Lucas Gonze shares his response to Mark Mulligan’s piece on why Spotify struggles with profitability, and takes a look at what the streaming service’s most logical path forward may be if it hopes to make money down the road.
Guest Post by Lucas Gonze on Medium
Mark Mulligan asks why Netflix is profitable but not Spotify, and concludes:
The main reason for Netflix’s stronger position is that it owns so much of its content, while Spotify and co rent their content.
So what is Spotify’s path forward?
The record labels are undoubtedly wary of streaming services becoming record labels themselves, but this might just be Spotify’s route to profitability.

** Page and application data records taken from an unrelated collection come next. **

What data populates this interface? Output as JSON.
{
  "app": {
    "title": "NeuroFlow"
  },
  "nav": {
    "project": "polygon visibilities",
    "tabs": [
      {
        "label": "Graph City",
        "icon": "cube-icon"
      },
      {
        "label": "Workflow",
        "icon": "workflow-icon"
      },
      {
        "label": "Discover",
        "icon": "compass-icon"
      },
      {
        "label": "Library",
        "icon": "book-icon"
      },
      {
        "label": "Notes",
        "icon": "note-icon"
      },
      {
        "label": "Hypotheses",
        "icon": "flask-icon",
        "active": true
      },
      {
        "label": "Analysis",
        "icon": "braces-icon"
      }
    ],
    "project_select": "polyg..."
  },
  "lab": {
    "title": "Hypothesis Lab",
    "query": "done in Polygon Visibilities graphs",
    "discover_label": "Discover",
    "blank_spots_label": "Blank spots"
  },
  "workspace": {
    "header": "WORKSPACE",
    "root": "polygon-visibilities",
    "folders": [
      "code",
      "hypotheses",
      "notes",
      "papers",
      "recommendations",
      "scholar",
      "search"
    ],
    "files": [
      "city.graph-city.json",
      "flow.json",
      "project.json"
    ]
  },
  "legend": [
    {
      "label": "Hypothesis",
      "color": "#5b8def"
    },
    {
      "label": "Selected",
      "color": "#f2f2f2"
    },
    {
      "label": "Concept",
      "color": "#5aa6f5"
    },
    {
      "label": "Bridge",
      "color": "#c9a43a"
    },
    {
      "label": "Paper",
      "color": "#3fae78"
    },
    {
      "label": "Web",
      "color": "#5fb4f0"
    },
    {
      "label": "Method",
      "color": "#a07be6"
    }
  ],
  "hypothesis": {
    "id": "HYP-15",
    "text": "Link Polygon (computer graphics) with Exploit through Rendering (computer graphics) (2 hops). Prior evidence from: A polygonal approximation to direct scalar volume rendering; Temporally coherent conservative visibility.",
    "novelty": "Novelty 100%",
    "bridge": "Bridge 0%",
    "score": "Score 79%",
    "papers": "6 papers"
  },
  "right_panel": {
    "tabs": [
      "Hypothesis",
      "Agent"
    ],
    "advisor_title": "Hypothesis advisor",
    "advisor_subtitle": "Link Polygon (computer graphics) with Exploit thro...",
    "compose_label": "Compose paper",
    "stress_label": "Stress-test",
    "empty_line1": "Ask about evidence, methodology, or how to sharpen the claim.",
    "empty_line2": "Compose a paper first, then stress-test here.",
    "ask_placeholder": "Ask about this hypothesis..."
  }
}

And of course he’s right. Spotify and its ilk pass most of their revenues to labels —at least 70% and sometimes more than 100%. Yes, they can keep some of that by becoming a label.
No doubt they are investigating that.
But beyond seeking to own recordings, they are resetting the focus on playlists.
It’s not a music business
First and foremost, Spotify is not a music provider. The customers can get the same music elsewhere. Spotify is a technology company which sells:
- Reach. The catalog is big enough to allow a customer to satisfy their needs in one place, more or less.
- Interactivity. Compared to non-interactive webcasts like Pandora, the listener can skip back, play specific tracks, and so on.
- Safety. Compared to black-market venues like Bittorrent, the listener is not risking malware.
- Navigation. Discovery tools are valuable to listeners.
Music comes from musicians. Spotify is staffed by technologists.
Playlists Not Recordings
But Spotify does create content, and it is massively popular: the playlists.
Public playlists created manually by in-house editors are hugely successful. Rap Caviar, for example, has almost 5.5 million subscribers.
Public playlists shared among friends are classic user-generated content.
Private playlists make it painful for a subscriber to leave.
Algorithmic playlists like Discover Weekly are an important part of the benefit of Spotify for many people.
And the labels have zero leverage. Spotify owns that shit.
So how does this play out in the market?
Netflix’ original content is an asset that accumulates. It is creating durable goods and building an enduring base of value. Per Mark Mulligan again:
Netflix’s original shows are a balance sheet asset and so can have costs amortized and offset to help profitability. (eg Netflix has a cash flow line item ‘Amortization of streaming content assets’ for +$4.8 billion).
Given that Spotify’s content development is concentrated on playlists, are playlists an asset that accumulates?
Not user playlists: a user’s playlists, private or public, are irrelevant to accounting because the company doesn’t pay for them. And not auto-generated playlists like Discover Weekly, because they go stale once a week.
But playlists authored and funded by Spotify are durable, at least for as long as they remain useful.
It’s just that there’s one rule that they fail: amortizable assets have to be things that are completed. There needs to be a finish line. The 2001 edition of a dictionary is an asset, while ongoing work to keep the dictionary up to date is just an expense. And any halfway-popular playlist needs to be an ongoing thing.
So playlists for the most part are not a balance sheet asset.
How does Spotify turn playlists into profits? Indirectly, through the leverage they create.
Yes, for users who have authored their own playlists and don’t want to lose them, the playlists make it harder to leave for another service.
But, more than that, playlists can become the primary brand for listeners, supplanting artists. When a listener reaches for Rap Caviar before Drake, Spotify isn’t just the gatekeeper, it’s the music.
Labels covet placement — a whole business of pitching playlist owners has emerged. Spotify can use that power in negotiations with labels. Playlists are the new radio, and US radio pays zero to labels.
The long game for playlists is commodifying recordings. Yes, recordings will continue to matter, but in the context of an ongoing playlist the individual recordings are ephemeral. Songs come and go, the playlist remains.